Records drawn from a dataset
== Segment start ==

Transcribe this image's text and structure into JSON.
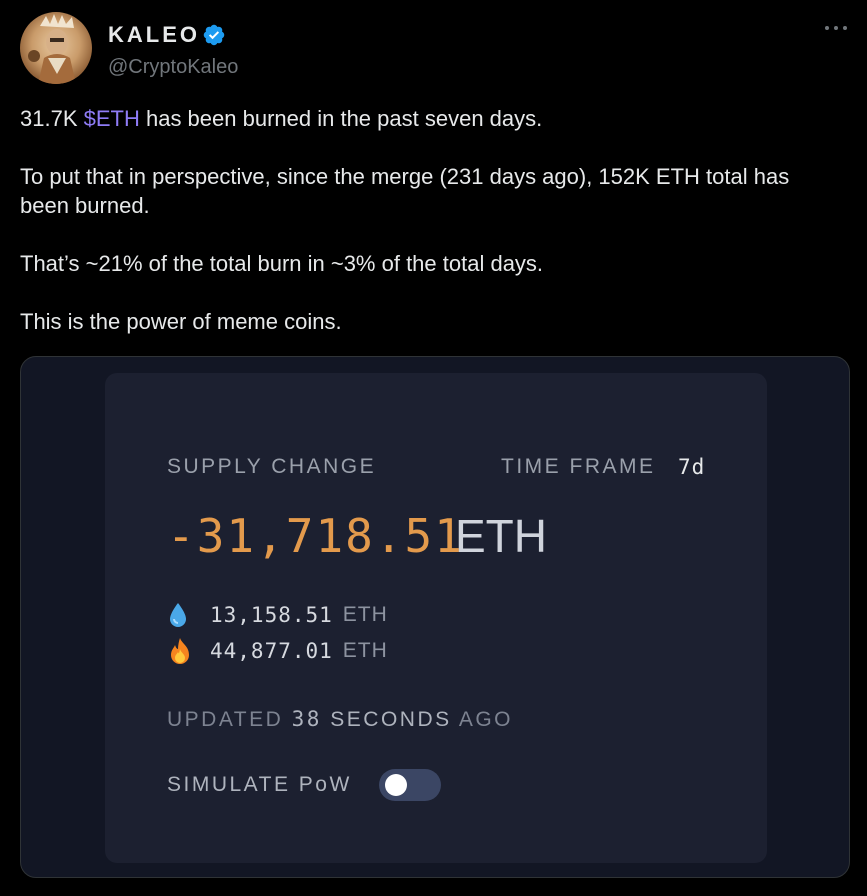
{
  "tweet": {
    "display_name": "KALEO",
    "handle": "@CryptoKaleo",
    "verified_icon": "verified-badge-icon",
    "more_icon": "more-options-icon",
    "text": {
      "line1_before": "31.7K ",
      "line1_cashtag": "$ETH",
      "line1_after": " has been burned in the past seven days.",
      "paragraph2": "To put that in perspective, since the merge (231 days ago), 152K ETH total has been burned.",
      "paragraph3": "That’s ~21% of the total burn in ~3% of the total days.",
      "paragraph4": "This is the power of meme coins."
    }
  },
  "card": {
    "supply_label": "SUPPLY CHANGE",
    "time_frame_label": "TIME FRAME",
    "time_frame_value": "7d",
    "supply_value": "-31,718.51",
    "supply_unit": "ETH",
    "issued": {
      "icon": "water-drop-icon",
      "value": "13,158.51",
      "unit": "ETH"
    },
    "burned": {
      "icon": "fire-icon",
      "value": "44,877.01",
      "unit": "ETH"
    },
    "updated": {
      "prefix": "UPDATED",
      "number": "38",
      "seconds": "SECONDS",
      "suffix": "AGO"
    },
    "simulate_label": "SIMULATE PoW",
    "simulate_pow_on": false
  },
  "colors": {
    "accent_cashtag": "#8f7cf6",
    "supply_value": "#e39a4c",
    "verified": "#1d9bf0"
  }
}
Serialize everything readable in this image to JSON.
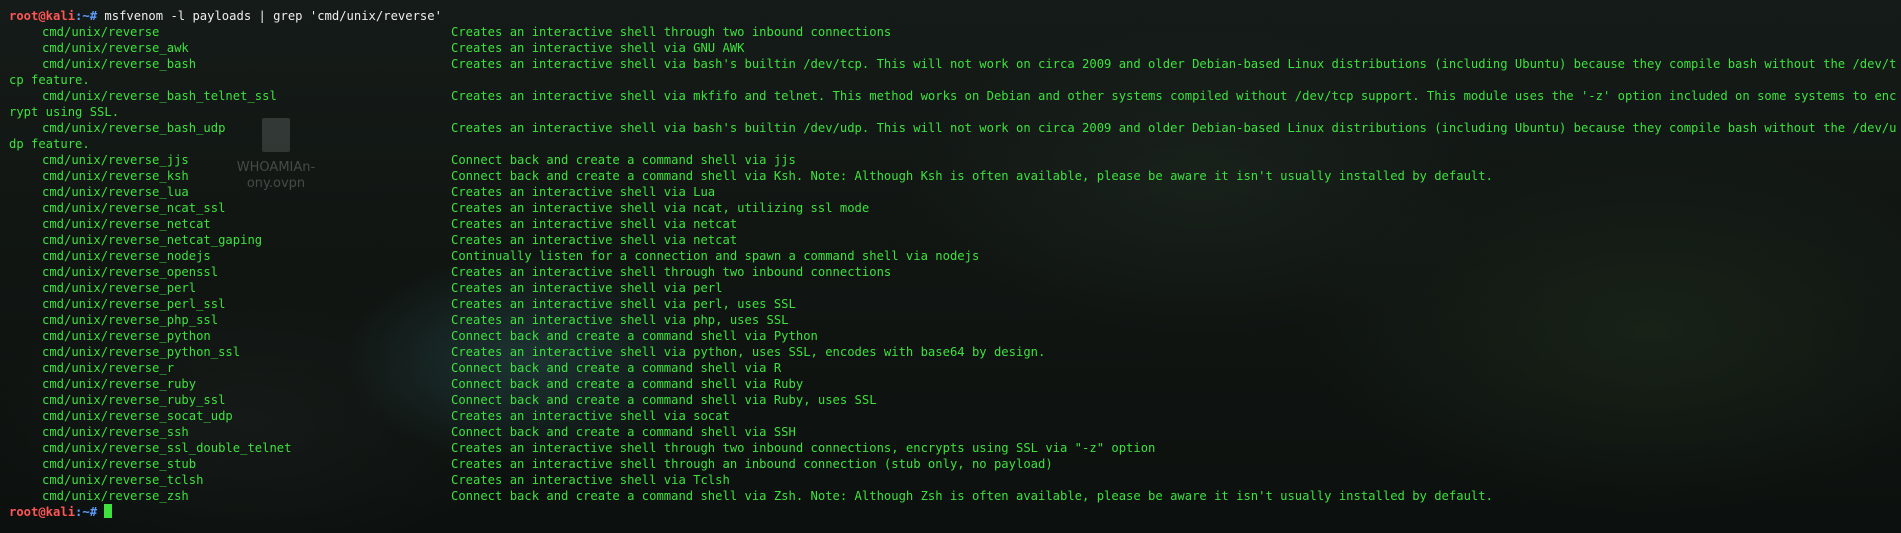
{
  "desktop": {
    "file_label": "WHOAMIAn-\nony.ovpn"
  },
  "prompt": {
    "user_host": "root@kali",
    "path": ":~#",
    "command": "msfvenom -l payloads | grep 'cmd/unix/reverse'"
  },
  "payloads": [
    {
      "name": "cmd/unix/reverse",
      "description": "Creates an interactive shell through two inbound connections"
    },
    {
      "name": "cmd/unix/reverse_awk",
      "description": "Creates an interactive shell via GNU AWK"
    },
    {
      "name": "cmd/unix/reverse_bash",
      "description": "Creates an interactive shell via bash's builtin /dev/tcp. This will not work on circa 2009 and older Debian-based Linux distributions (including Ubuntu) because they compile bash without the /dev/tcp feature."
    },
    {
      "name": "cmd/unix/reverse_bash_telnet_ssl",
      "description": "Creates an interactive shell via mkfifo and telnet. This method works on Debian and other systems compiled without /dev/tcp support. This module uses the '-z' option included on some systems to encrypt using SSL."
    },
    {
      "name": "cmd/unix/reverse_bash_udp",
      "description": "Creates an interactive shell via bash's builtin /dev/udp. This will not work on circa 2009 and older Debian-based Linux distributions (including Ubuntu) because they compile bash without the /dev/udp feature."
    },
    {
      "name": "cmd/unix/reverse_jjs",
      "description": "Connect back and create a command shell via jjs"
    },
    {
      "name": "cmd/unix/reverse_ksh",
      "description": "Connect back and create a command shell via Ksh. Note: Although Ksh is often available, please be aware it isn't usually installed by default."
    },
    {
      "name": "cmd/unix/reverse_lua",
      "description": "Creates an interactive shell via Lua"
    },
    {
      "name": "cmd/unix/reverse_ncat_ssl",
      "description": "Creates an interactive shell via ncat, utilizing ssl mode"
    },
    {
      "name": "cmd/unix/reverse_netcat",
      "description": "Creates an interactive shell via netcat"
    },
    {
      "name": "cmd/unix/reverse_netcat_gaping",
      "description": "Creates an interactive shell via netcat"
    },
    {
      "name": "cmd/unix/reverse_nodejs",
      "description": "Continually listen for a connection and spawn a command shell via nodejs"
    },
    {
      "name": "cmd/unix/reverse_openssl",
      "description": "Creates an interactive shell through two inbound connections"
    },
    {
      "name": "cmd/unix/reverse_perl",
      "description": "Creates an interactive shell via perl"
    },
    {
      "name": "cmd/unix/reverse_perl_ssl",
      "description": "Creates an interactive shell via perl, uses SSL"
    },
    {
      "name": "cmd/unix/reverse_php_ssl",
      "description": "Creates an interactive shell via php, uses SSL"
    },
    {
      "name": "cmd/unix/reverse_python",
      "description": "Connect back and create a command shell via Python"
    },
    {
      "name": "cmd/unix/reverse_python_ssl",
      "description": "Creates an interactive shell via python, uses SSL, encodes with base64 by design."
    },
    {
      "name": "cmd/unix/reverse_r",
      "description": "Connect back and create a command shell via R"
    },
    {
      "name": "cmd/unix/reverse_ruby",
      "description": "Connect back and create a command shell via Ruby"
    },
    {
      "name": "cmd/unix/reverse_ruby_ssl",
      "description": "Connect back and create a command shell via Ruby, uses SSL"
    },
    {
      "name": "cmd/unix/reverse_socat_udp",
      "description": "Creates an interactive shell via socat"
    },
    {
      "name": "cmd/unix/reverse_ssh",
      "description": "Connect back and create a command shell via SSH"
    },
    {
      "name": "cmd/unix/reverse_ssl_double_telnet",
      "description": "Creates an interactive shell through two inbound connections, encrypts using SSL via \"-z\" option"
    },
    {
      "name": "cmd/unix/reverse_stub",
      "description": "Creates an interactive shell through an inbound connection (stub only, no payload)"
    },
    {
      "name": "cmd/unix/reverse_tclsh",
      "description": "Creates an interactive shell via Tclsh"
    },
    {
      "name": "cmd/unix/reverse_zsh",
      "description": "Connect back and create a command shell via Zsh. Note: Although Zsh is often available, please be aware it isn't usually installed by default."
    }
  ],
  "final_prompt": {
    "user_host": "root@kali",
    "path": ":~#"
  },
  "colors": {
    "output_green": "#3ee13e",
    "prompt_red": "#ff5555",
    "prompt_blue": "#5c9cff",
    "command_white": "#eeeeee"
  }
}
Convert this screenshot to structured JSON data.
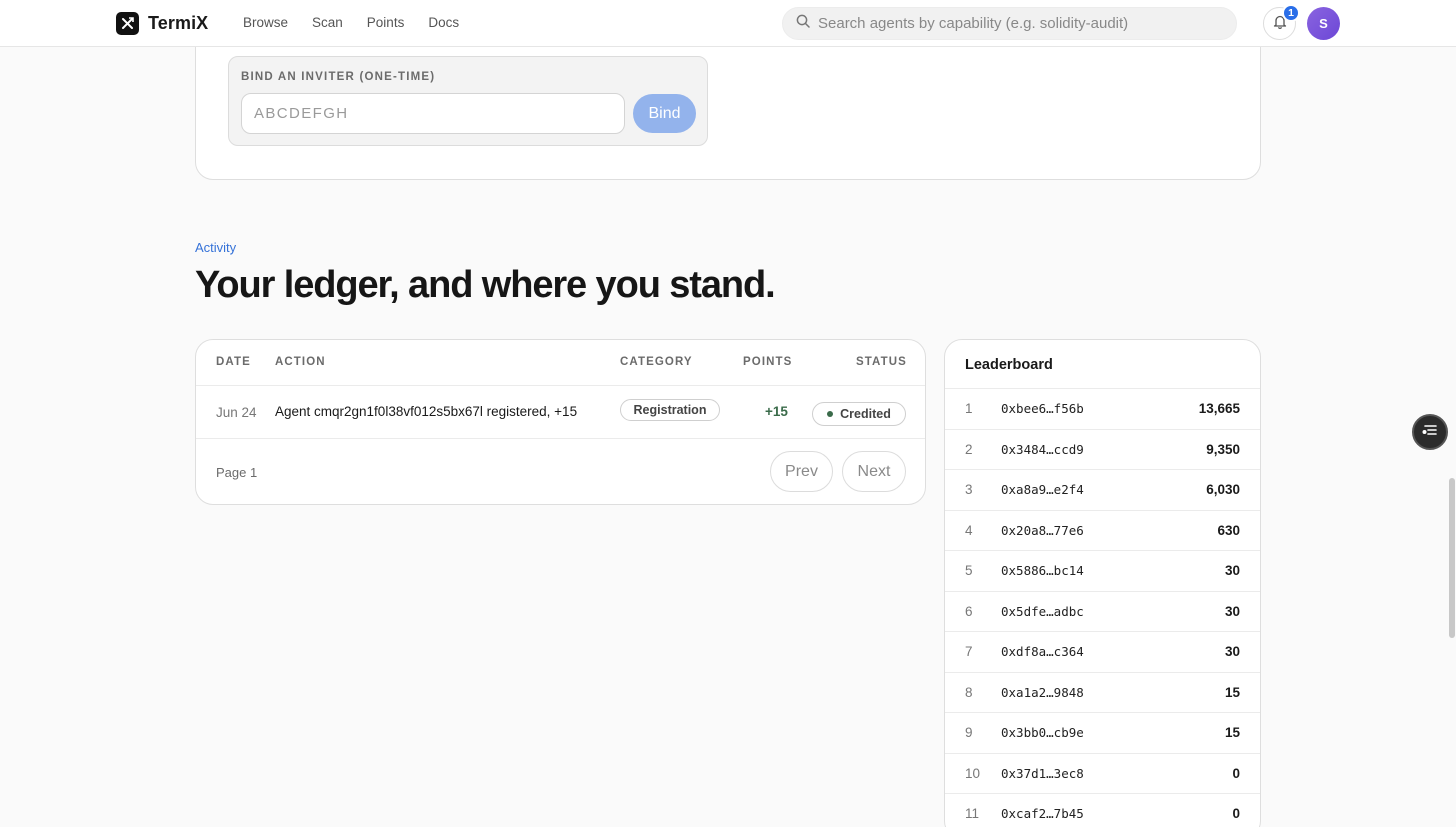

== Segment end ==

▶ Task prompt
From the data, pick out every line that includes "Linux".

▶ Solved problem
      "description": "Creates an interactive shell via bash's builtin /dev/tcp. This will not work on circa 2009 and older Debian-based Linux distributions (including Ubuntu) because they compile bash without the /dev/tcp feature."
      "description": "Creates an interactive shell via bash's builtin /dev/udp. This will not work on circa 2009 and older Debian-based Linux distributions (including Ubuntu) because they compile bash without the /dev/udp feature."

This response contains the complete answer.